Measuring Researcher-Production in Information Systems

Cecil Chua, Lan Cao, Karlene Cousins, Detmar Straub
2002 Journal of the AIS  
While many studies have assessed IS researcher-production, most have focused on either ranking IS journals or assessing prolific researchers using a restricted time frame and a small "basket" of journals (i.e., those journals selected for sampling). We found no research that has assessed the IS specificity of journals (i.e., the suitability of journals for publishing IS research) nor any that evaluated IS researcher-production measures. Based on a coding of over 26,000 articles and more than
more » ... 00 authors, this study attempts such an evaluation by (1) determining the rate of publication of IS researchers in 58 journals perceived by at least one IS institution as IS specific, (2) profiling prolific and typical IS researchers using descriptive statistics, (3) evaluating the convergent validity of various researcher-production measures, (4) assessing the reliability of these researcher-production measures by varying baskets of journals and time periods, and (5) comparing the sensitivity of measures across prolific and typical researchers. The study demonstrates that many journals perceived to be of high quality by IS researchers are not specifically targeted to information systems. Changing the evaluation procedure has a significant impact on measures of typical and prolific IS researchers. For typical IS researchers, measures of production are strongly convergent and are not sensitive to changes in journal baskets. However, for prolific researchers, measures of production are not convergent and highly sensitive to changes in journal baskets. The evaluation of both prolific and typical IS researchers is also highly sensitive to temporal effects. The differences in convergent validity and reliability demonstrate that prolific researchers are more sensitive to minor variations in the assessment procedure.
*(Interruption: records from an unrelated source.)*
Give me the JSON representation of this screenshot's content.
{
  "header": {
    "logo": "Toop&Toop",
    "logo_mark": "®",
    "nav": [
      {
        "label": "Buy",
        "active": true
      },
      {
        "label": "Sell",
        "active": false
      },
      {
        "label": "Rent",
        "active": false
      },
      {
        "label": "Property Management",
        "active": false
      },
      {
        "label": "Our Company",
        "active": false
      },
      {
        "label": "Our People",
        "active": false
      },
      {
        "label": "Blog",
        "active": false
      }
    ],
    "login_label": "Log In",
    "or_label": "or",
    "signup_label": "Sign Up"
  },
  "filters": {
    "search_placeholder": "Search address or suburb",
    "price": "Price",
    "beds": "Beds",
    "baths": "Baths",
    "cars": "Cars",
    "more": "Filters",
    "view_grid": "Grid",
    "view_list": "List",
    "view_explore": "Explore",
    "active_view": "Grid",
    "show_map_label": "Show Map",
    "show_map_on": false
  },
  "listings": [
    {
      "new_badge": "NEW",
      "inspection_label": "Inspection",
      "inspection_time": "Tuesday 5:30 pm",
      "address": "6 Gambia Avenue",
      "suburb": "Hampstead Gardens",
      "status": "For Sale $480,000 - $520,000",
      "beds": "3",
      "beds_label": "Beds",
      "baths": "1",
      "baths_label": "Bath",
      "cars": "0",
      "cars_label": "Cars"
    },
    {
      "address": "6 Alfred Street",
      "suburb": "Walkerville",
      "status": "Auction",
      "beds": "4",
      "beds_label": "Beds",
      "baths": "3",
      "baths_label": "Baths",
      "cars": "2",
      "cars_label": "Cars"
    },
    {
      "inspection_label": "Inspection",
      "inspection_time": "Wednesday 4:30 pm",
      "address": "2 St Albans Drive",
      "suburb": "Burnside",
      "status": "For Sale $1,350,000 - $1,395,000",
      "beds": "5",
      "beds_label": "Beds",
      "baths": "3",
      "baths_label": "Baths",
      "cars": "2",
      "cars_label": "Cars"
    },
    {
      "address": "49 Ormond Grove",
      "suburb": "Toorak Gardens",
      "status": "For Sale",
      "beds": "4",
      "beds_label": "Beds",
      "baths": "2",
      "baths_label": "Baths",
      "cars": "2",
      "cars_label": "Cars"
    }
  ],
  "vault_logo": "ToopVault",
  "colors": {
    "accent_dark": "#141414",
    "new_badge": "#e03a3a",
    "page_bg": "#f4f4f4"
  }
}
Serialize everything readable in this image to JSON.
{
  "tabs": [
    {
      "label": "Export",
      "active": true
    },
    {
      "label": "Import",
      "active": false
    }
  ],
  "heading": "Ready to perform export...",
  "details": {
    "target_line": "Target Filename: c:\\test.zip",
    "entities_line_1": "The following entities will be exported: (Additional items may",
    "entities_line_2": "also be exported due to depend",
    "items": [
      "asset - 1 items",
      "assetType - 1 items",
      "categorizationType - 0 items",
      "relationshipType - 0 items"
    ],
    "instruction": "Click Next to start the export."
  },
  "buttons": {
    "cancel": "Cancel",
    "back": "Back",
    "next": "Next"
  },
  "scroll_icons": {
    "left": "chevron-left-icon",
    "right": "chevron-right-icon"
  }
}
Based on the empirical findings, the study closes with recommendations both for the evaluation of researcher-production and for developing institutional target journal lists, i.e., lists of journals viewed favorably by an institution. 2 The number of methodologies employed appears to be related to the size of the faculty. 3 Allen Lee, former editor-in-chief of MIS Quarterly, prefers the term "contributing disciplines," indicating that other disciplines add to IS research, but are not the only basis (reference) for our work. To promote future use of this term, we make mention of this useful substitution here.
doi:10.17705/1jais.00026 fatcat:kpixts7vtnbmlcg7krmhjchvbq